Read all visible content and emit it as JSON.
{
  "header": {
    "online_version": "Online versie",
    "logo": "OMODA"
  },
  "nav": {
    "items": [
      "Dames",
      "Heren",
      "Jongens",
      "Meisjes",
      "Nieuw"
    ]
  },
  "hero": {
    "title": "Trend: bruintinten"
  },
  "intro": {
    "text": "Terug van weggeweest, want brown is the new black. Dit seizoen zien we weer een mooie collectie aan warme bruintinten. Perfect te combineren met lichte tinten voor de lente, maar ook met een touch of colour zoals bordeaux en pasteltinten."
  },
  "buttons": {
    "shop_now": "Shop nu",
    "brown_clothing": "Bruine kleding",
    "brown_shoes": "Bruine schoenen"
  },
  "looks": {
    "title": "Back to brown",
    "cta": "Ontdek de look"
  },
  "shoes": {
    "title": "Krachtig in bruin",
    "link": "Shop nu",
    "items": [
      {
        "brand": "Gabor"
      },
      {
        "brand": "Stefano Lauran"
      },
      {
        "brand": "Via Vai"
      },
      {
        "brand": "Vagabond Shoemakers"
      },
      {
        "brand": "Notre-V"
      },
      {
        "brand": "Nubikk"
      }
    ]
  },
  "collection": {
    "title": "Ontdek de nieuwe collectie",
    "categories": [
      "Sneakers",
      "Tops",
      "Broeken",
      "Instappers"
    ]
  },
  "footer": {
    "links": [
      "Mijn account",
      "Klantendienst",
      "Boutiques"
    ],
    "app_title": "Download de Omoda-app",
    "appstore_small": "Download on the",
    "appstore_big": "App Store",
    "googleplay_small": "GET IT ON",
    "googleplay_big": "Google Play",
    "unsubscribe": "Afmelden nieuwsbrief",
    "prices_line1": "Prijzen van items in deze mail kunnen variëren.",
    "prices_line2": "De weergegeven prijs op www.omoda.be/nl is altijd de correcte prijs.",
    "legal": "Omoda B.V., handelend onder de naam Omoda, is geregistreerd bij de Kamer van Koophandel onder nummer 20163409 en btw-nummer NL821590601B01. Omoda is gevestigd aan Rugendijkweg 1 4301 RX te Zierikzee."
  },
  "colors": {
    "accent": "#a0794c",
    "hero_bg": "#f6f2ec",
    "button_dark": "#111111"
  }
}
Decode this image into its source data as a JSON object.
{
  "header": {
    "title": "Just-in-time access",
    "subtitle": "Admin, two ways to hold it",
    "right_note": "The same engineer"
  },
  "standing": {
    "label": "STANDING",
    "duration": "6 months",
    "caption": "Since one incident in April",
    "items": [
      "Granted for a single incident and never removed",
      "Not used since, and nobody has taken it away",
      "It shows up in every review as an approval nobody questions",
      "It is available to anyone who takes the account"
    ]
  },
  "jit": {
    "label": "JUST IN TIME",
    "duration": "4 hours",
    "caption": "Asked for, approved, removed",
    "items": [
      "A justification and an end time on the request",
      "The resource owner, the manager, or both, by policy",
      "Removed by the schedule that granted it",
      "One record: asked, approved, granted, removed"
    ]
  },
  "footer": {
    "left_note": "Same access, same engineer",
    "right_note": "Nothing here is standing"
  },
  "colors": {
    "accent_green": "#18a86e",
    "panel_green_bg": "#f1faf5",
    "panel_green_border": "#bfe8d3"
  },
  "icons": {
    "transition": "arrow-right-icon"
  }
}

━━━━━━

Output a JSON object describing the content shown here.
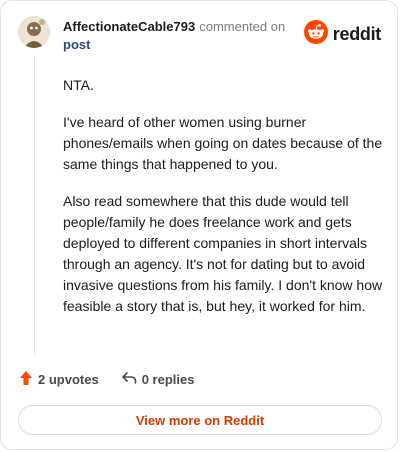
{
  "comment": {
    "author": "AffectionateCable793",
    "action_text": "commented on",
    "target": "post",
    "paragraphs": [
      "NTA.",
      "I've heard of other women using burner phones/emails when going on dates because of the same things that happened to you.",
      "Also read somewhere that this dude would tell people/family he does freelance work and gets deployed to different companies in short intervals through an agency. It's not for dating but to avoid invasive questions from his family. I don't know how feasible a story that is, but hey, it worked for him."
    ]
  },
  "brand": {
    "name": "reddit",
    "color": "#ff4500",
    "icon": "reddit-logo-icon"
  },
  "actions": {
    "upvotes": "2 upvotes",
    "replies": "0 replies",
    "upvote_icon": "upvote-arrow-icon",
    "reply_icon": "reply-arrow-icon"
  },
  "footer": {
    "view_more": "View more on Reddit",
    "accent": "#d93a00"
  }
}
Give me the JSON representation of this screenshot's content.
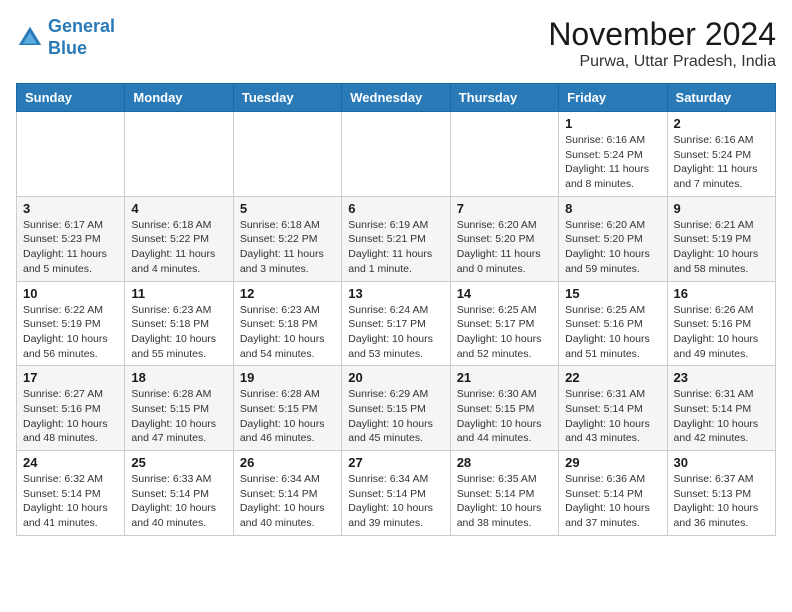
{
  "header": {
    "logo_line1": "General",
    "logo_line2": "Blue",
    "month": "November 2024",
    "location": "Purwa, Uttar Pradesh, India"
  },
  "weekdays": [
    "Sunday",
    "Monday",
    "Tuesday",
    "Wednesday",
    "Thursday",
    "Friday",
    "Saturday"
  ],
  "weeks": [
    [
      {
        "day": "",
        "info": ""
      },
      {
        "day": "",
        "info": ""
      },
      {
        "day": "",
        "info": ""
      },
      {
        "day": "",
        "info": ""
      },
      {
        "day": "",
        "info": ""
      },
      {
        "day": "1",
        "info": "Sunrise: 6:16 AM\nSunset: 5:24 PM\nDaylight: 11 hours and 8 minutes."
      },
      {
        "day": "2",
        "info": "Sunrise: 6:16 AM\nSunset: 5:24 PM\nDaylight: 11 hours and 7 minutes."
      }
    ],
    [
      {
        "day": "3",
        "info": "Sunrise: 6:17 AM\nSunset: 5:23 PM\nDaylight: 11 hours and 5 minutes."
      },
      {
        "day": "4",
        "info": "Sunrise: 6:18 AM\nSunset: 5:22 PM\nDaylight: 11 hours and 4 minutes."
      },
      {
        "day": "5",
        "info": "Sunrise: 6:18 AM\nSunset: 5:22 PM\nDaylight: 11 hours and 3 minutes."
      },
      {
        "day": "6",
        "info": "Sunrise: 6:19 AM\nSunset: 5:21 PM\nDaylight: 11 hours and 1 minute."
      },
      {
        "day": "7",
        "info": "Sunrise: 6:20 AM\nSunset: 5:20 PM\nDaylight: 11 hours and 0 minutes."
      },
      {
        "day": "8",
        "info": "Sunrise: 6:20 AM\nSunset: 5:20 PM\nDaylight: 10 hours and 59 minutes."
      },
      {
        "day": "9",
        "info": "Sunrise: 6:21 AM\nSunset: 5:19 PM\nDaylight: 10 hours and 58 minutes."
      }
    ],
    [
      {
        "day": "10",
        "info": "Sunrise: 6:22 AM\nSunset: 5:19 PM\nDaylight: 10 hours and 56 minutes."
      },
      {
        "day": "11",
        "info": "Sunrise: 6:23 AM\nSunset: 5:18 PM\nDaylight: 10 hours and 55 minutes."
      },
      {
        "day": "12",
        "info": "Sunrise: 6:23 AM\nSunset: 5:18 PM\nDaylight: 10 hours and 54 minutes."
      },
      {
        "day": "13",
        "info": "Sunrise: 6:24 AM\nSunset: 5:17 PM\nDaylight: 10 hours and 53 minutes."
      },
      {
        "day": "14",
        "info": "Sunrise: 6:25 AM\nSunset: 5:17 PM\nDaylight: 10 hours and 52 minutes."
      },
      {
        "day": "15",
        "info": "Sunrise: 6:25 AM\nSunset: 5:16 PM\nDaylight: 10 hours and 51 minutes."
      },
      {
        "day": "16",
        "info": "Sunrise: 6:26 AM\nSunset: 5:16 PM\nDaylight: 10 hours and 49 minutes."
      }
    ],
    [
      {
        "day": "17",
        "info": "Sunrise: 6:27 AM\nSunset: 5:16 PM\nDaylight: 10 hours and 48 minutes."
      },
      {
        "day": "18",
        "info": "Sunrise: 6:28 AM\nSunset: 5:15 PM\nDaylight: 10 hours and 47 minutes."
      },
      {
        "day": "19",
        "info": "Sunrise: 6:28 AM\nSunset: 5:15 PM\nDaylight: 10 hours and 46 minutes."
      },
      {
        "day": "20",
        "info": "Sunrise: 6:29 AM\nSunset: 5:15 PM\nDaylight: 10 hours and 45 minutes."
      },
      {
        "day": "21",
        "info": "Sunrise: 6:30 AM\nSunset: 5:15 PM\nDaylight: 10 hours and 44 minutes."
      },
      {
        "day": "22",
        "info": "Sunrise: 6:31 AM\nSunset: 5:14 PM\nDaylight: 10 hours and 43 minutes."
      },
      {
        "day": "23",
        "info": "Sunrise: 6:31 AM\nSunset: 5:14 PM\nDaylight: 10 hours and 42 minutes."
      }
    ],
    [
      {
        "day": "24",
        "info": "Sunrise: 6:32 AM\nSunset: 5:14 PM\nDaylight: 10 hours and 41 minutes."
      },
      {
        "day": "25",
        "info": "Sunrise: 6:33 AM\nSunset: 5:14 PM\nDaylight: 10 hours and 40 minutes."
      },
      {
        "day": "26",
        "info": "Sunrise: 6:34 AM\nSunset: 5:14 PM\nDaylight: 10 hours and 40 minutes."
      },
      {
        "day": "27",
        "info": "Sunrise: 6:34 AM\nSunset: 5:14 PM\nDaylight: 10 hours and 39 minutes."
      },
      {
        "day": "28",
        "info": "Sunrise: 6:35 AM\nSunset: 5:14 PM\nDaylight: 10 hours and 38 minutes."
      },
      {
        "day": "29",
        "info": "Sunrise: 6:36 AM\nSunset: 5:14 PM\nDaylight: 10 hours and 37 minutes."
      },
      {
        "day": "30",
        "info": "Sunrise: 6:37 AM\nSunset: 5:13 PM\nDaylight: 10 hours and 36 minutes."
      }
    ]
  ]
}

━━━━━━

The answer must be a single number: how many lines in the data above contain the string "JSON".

WRITTEN ANSWER: 4